Japan's current account surplus more than halved to an eight-year low of 4.85 trillion yen ($33 billion) in the first half of fiscal 2022, weighed down by a record trade deficit caused by soaring imports and the yen's sharp decline, Finance Ministry data showed Wednesday.
The surplus in the April-September period fell by 6.86 trillion yen from a year earlier, the second-highest amount on record, according to the ministry's preliminary data. The sharp decline underscores the vulnerability of the resource-poor nation that relies heavily on imports.
The country's trade deficit stood at 9.23 trillion yen after imports grew twice as fast as exports.
Imports jumped 47.1 percent to a record 58.76 trillion yen, boosted by the increased costs of crude oil, coal and liquefied natural gas amid Russia's war in Ukraine and the yen's sharp depreciation that inflates import prices.
Exports grew 21.3 percent to 49.52 trillion yen, the largest ever, after car and steel shipments increased.
The yen has dropped sharply against the U.S. dollar amid the widening interest rate differential between Japan and the United States. The yen fell 22 percent from a year earlier in April to September, with the dollar averaging 134.01 yen.
The weaker yen pushed the surplus on primary income, which reflects returns on overseas investments, to a record 18.23 trillion yen, up 25.2 percent, partly because trading houses saw their repatriated profits surge amid soaring commodity prices.
In the six months to September, Japan saw an increase in the number of foreign visitors compared with a year earlier, when strict border control measures were in place due to the COVID-19 pandemic.
The travel surplus shrank to 59.2 billion yen from 104.8 billion yen in the same period of 2021. A surplus means the amount spent by foreign visitors to Japan was higher than the amount spent by Japanese abroad.
The services trade balance saw a deficit of 3.16 trillion yen.
A weak yen is a boon to exporters because their overseas earnings are boosted in yen terms. But the negative side of the yen's depreciation has increasingly come to the fore, with the currency's plunge to its lowest level in over three decades against the U.S. dollar prompting a yen-buying intervention by Japan in September, the first since 1998.

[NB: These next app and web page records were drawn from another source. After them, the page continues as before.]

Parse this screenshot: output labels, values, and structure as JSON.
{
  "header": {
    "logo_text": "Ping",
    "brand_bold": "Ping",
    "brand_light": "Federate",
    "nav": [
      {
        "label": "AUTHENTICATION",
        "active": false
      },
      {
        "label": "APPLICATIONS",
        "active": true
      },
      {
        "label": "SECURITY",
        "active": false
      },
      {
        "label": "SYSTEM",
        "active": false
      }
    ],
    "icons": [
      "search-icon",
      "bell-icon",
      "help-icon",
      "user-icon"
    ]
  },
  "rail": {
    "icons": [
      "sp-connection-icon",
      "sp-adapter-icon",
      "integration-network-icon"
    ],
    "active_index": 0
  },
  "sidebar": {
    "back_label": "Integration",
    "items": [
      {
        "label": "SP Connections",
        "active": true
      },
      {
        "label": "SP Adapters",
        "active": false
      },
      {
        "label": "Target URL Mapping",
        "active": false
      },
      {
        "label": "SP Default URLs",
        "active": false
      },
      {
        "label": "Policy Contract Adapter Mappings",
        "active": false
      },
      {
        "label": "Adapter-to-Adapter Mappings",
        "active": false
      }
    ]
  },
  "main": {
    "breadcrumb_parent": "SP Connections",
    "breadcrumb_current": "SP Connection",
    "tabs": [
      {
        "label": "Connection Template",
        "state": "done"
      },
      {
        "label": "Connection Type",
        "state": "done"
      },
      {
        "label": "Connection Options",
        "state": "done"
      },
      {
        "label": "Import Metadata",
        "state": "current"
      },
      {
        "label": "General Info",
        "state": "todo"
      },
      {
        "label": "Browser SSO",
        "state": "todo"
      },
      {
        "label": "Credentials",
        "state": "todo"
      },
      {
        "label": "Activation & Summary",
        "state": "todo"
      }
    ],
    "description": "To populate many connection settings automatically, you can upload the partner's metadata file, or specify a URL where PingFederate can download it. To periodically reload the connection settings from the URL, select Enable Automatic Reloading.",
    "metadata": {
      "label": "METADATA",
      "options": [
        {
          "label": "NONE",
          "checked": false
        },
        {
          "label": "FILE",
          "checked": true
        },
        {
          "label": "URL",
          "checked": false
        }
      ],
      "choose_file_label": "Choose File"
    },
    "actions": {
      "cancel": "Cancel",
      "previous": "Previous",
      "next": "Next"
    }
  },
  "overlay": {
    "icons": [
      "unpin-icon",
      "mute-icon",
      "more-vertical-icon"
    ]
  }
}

The government is counting on a recovery of inbound tourism, with the feeble yen making trips to Japan and shopping in the country cheaper for foreign tourists. The government scrapped the daily cap on new arrivals and eased restrictions on tourism in October.
For September alone, Japan reported a current account surplus of 909.3 billion yen, down 45.0 percent from a year earlier.
Primary income surplus of 3.22 trillion yen helped the country to record a current account surplus for the eighth straight month, despite a massive goods trade deficit of 1.76 trillion yen. The services trade deficit stood at 343.1 billion yen.